    Thanks also for scheduling it on a cool day.

  2. Circle K, thank you for your story about your “Pop”. I often think of the ideals my father instilled in me. And yes, every once in awhile have that feeling he is riding shotgun as I drive down the street.
    3 years to get an FNG….geez! Dial-Up glad you made it brother! Now, keep posting. Brockovich, welcome too. This has been a crazy summer and my Dogpile work outs have been less than consistent. My life is in a state of calm when I am at Dogpile and ET’s to follow. Totally makes my week.
    Thank you for letting me share!
    Loud and Proud,

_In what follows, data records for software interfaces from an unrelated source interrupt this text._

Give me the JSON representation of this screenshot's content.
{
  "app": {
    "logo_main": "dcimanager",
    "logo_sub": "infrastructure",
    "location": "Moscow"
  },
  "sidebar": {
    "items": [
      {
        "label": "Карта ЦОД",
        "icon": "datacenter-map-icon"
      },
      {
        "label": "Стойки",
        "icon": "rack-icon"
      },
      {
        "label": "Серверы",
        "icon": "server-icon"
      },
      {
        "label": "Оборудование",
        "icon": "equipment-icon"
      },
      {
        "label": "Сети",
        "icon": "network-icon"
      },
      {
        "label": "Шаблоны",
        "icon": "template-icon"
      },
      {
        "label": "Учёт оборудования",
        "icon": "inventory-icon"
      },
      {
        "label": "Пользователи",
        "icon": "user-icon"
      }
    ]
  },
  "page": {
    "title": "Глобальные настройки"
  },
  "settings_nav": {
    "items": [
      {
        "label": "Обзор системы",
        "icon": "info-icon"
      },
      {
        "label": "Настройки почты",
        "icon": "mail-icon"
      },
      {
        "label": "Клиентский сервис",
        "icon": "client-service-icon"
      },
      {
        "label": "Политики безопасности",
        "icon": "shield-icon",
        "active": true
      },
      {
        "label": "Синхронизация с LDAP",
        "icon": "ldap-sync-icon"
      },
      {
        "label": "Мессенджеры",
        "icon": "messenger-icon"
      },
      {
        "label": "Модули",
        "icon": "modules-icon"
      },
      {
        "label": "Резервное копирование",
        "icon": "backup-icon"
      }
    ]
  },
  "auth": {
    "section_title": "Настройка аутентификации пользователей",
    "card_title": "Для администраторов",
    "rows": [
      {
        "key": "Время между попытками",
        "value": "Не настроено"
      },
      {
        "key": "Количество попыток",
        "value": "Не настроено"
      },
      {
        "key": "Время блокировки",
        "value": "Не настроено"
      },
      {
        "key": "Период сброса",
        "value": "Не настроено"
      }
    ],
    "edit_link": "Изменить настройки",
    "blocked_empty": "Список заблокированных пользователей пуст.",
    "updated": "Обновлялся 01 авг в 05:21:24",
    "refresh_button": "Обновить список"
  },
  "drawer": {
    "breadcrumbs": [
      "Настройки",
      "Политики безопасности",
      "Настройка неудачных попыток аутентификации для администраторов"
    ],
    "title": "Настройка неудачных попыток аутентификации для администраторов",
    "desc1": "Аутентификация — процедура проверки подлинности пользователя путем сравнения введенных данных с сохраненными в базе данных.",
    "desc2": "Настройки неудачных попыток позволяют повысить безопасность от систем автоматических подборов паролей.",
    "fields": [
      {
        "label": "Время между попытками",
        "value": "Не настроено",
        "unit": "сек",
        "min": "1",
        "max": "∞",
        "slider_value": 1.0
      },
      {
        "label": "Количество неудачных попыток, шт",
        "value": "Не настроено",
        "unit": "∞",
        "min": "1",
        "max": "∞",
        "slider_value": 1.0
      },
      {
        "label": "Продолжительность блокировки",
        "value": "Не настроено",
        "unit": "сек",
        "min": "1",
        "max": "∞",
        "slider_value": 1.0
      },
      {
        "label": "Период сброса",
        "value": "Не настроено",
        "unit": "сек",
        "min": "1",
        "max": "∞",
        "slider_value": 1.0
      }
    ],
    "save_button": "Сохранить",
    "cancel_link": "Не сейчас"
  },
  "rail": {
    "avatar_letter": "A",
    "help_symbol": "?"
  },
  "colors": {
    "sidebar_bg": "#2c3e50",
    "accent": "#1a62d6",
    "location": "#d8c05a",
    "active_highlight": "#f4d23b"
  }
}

  3. If The Hard Way was the only thing I completed today I could go to sleep with a sense of accomplishment.

    Thanks for leading today.

  4. It’s always nice working out next to Upchuck. He knows me well enough to know I battle the mental game so he makes sure he acknowledges it.

  5. Glad to help, Handshake. The Beast portion of this workout is all about managing fractions: 25/100, 50/100, 75/100, etc.

    The Lucky Horsehoe portion is all about 1/21, 3/21, 6/21, 10/21, 15/21, and 21/21.

  6. Glad I posted ⭕️K – thanks for leading. I think I’ve been at every “The Hard Way” so far and I plan to be at the next one. Cheers to your Pop.

  7. Circle K I can tell you that the last thing I wanted to do was run back down that hill after a grueling Beast(the hard way). As I made my way down the hill I was thinking of something my dad said to me was the easy answer is yes, no usually means you need to do more, do it better, do it right then yes will be the answer. I did not know your dad, but was glad to be part of this special workout. A cool morning made it great and started my weekend off right! Cheers and See you in the gloom! CB